A clutch of old school friends were at the service. We'd written letters and memories in advance to turn into a book for her son, who most of us had never met. We wanted to reveal the naughty teenage version of his mum to him (and some pretty unsuitable pictures of illicit fun were also included). Hopefully, it will be something he can appreciate in his own growing up years to come and a reminder of the joie de vivre I'm sure his mum would want him to remember her by.
My letter to him was bitter sweet to write as I also lost my mother at that age.
As it turns out my words had inspired the purchase of a book for me by another old friend, who unexpectedly pressed it into my hands in the church. The book was 'Her Mother's Face' by Roddy Doyle, illustrated by Freya Blackwood.
What she didn't know was that I'd come across just that book in the library a few weeks ago and found myself crying amongst the picture book displays. It's a beautiful, poignant reminder of both the need to and the difficulties inherent in remembering. Siobhan loses her mother at the age of three and thereafter her father is unable to escape his grief to help keep memory alight. Siobhan searches particularly for a picture both real and imagined of her mother's face.
'The empty space where her mother's face should have been was like a pain, a giant unhappiness that Siobhan carried with her everywhere.'
But then Siobhan is visited by a strange but comforting woman, who listens to her, dries her eyes and gives her a message for her father that will ultimately liberate him from his grief too. She also reveals that if Siobhan wants to see her mother's face all she needs to do is look in the mirror.
'At first, all she could see was her own face. But she stayed there, looking. And after a few minutes, she began to imagine another girl, very like herself, but not exactly the same.'
Siobhan grows up and has a daughter of her own, Ellen. Then one day when she looks in the mirror she sees a direct reflection of the woman who visited her and realises that (of course) she was her mother and cries.
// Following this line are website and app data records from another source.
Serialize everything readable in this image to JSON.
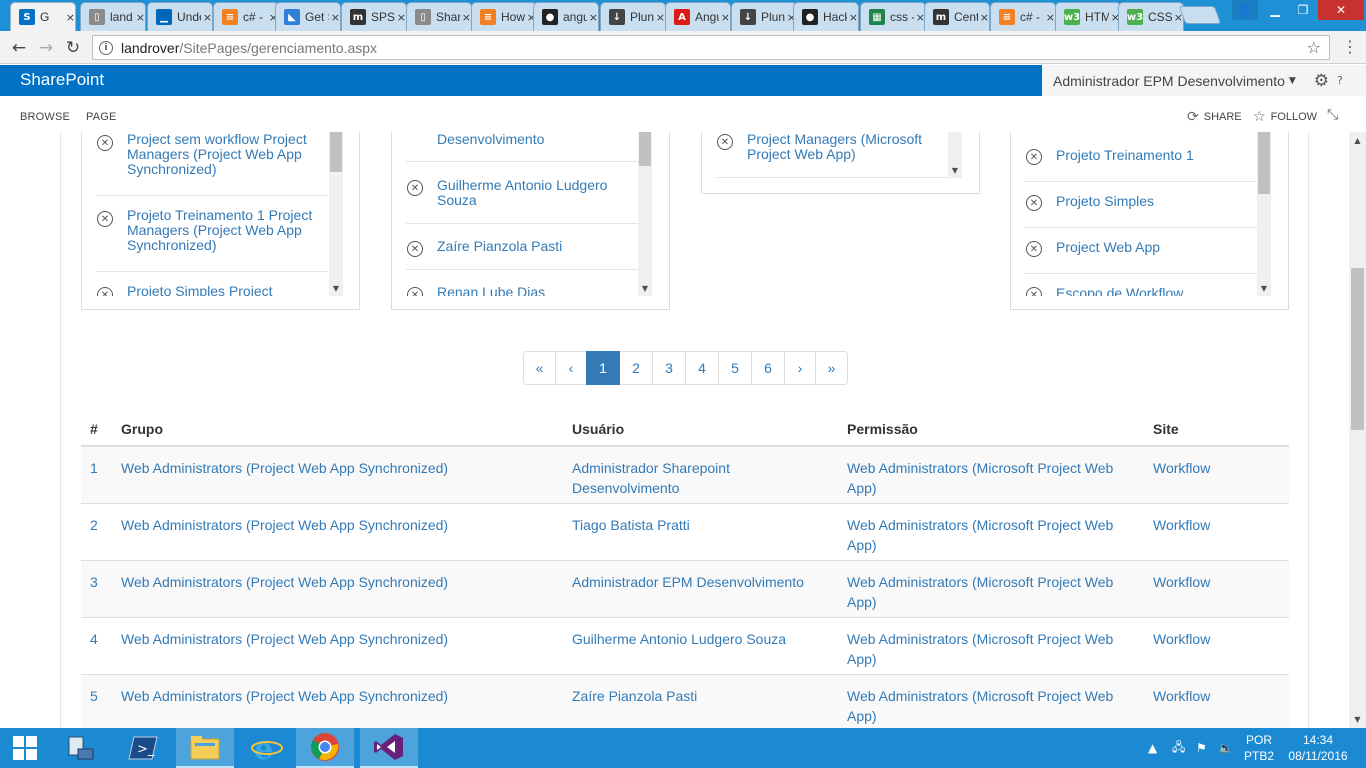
{
  "browser": {
    "tabs": [
      {
        "label": "G",
        "icon": "sharepoint-icon",
        "color": "#0072c6",
        "glyph": "S"
      },
      {
        "label": "land",
        "icon": "page-icon",
        "color": "#8a8a8a",
        "glyph": "▯"
      },
      {
        "label": "Unde",
        "icon": "msdn-icon",
        "color": "#0067b8",
        "glyph": "▁"
      },
      {
        "label": "c# - ",
        "icon": "stackoverflow-icon",
        "color": "#f48024",
        "glyph": "≡"
      },
      {
        "label": "Get S",
        "icon": "azure-icon",
        "color": "#2f7ed8",
        "glyph": "◣"
      },
      {
        "label": "SPSit",
        "icon": "msdn-m-icon",
        "color": "#333333",
        "glyph": "m"
      },
      {
        "label": "Shar",
        "icon": "page-icon",
        "color": "#8a8a8a",
        "glyph": "▯"
      },
      {
        "label": "How",
        "icon": "stackoverflow-icon",
        "color": "#f48024",
        "glyph": "≡"
      },
      {
        "label": "angu",
        "icon": "github-icon",
        "color": "#222222",
        "glyph": "●"
      },
      {
        "label": "Plunl",
        "icon": "plunker-icon",
        "color": "#444444",
        "glyph": "↓"
      },
      {
        "label": "Angu",
        "icon": "angular-icon",
        "color": "#dd1b16",
        "glyph": "A"
      },
      {
        "label": "Plunl",
        "icon": "plunker-icon",
        "color": "#444444",
        "glyph": "↓"
      },
      {
        "label": "Hack",
        "icon": "github-icon",
        "color": "#222222",
        "glyph": "●"
      },
      {
        "label": "css - ",
        "icon": "spreadsheet-icon",
        "color": "#1e8449",
        "glyph": "▦"
      },
      {
        "label": "Cent",
        "icon": "msdn-m-icon",
        "color": "#333333",
        "glyph": "m"
      },
      {
        "label": "c# - ",
        "icon": "stackoverflow-icon",
        "color": "#f48024",
        "glyph": "≡"
      },
      {
        "label": "HTM",
        "icon": "w3schools-icon",
        "color": "#4caf50",
        "glyph": "w3"
      },
      {
        "label": "CSS",
        "icon": "w3schools-icon",
        "color": "#4caf50",
        "glyph": "w3"
      }
    ],
    "url_host": "landrover",
    "url_path": "/SitePages/gerenciamento.aspx",
    "info_glyph": "i",
    "star_glyph": "☆"
  },
  "sharepoint": {
    "brand": "SharePoint",
    "user_name": "Administrador EPM Desenvolvimento",
    "ribbon_tabs": [
      "BROWSE",
      "PAGE"
    ],
    "share_label": "SHARE",
    "follow_label": "FOLLOW"
  },
  "panels": [
    {
      "items": [
        "Project sem workflow Project Managers (Project Web App Synchronized)",
        "Projeto Treinamento 1 Project Managers (Project Web App Synchronized)",
        "Projeto Simples Project"
      ]
    },
    {
      "items": [
        "Desenvolvimento",
        "Guilherme Antonio Ludgero Souza",
        "Zaíre Pianzola Pasti",
        "Renan Lube Dias"
      ]
    },
    {
      "items": [
        "Project Managers (Microsoft Project Web App)"
      ]
    },
    {
      "items": [
        "Projeto Treinamento 1",
        "Projeto Simples",
        "Project Web App",
        "Escopo de Workflow"
      ]
    }
  ],
  "pagination": {
    "first": "«",
    "prev": "‹",
    "pages": [
      "1",
      "2",
      "3",
      "4",
      "5",
      "6"
    ],
    "active": "1",
    "next": "›",
    "last": "»"
  },
  "table": {
    "headers": [
      "#",
      "Grupo",
      "Usuário",
      "Permissão",
      "Site"
    ],
    "rows": [
      [
        "1",
        "Web Administrators (Project Web App Synchronized)",
        "Administrador Sharepoint Desenvolvimento",
        "Web Administrators (Microsoft Project Web App)",
        "Workflow"
      ],
      [
        "2",
        "Web Administrators (Project Web App Synchronized)",
        "Tiago Batista Pratti",
        "Web Administrators (Microsoft Project Web App)",
        "Workflow"
      ],
      [
        "3",
        "Web Administrators (Project Web App Synchronized)",
        "Administrador EPM Desenvolvimento",
        "Web Administrators (Microsoft Project Web App)",
        "Workflow"
      ],
      [
        "4",
        "Web Administrators (Project Web App Synchronized)",
        "Guilherme Antonio Ludgero Souza",
        "Web Administrators (Microsoft Project Web App)",
        "Workflow"
      ],
      [
        "5",
        "Web Administrators (Project Web App Synchronized)",
        "Zaíre Pianzola Pasti",
        "Web Administrators (Microsoft Project Web App)",
        "Workflow"
      ]
    ]
  },
  "taskbar": {
    "language": "POR",
    "layout": "PTB2",
    "time": "14:34",
    "date": "08/11/2016",
    "apps": [
      "start-icon",
      "network-admin-icon",
      "powershell-icon",
      "file-explorer-icon",
      "internet-explorer-icon",
      "chrome-icon",
      "visual-studio-icon"
    ]
  }
}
The gentle message that our inheritance from those we have loved and who have loved us is imprinted in our faces and actions and passed on from generation to generation is beautifully expressed.
Now I can read it with less threat of dissolving, I will enjoy sharing this book with my boys as a way of opening up more conversations with them about their 'missing' grandparents. I particularly like the (almost) ending;
'Siobhan didn't live happily ever after, but she lived a long, long life, and she was happy a lot of the time. Her father lived enough to see Ellen grow into a woman.'
That's all any of us want really. As yesterday reminded me, it doesn't always work out that way, so I am grateful there are books like this that remind us we remember just by being who we are, and the next generation can thus carry the love and legacy of those they never even met.
'Her Mother's Face' Roddy Doyle, illustrated Freya Blackwood, pub. Scholastic, isbn 978-1-407115-81-8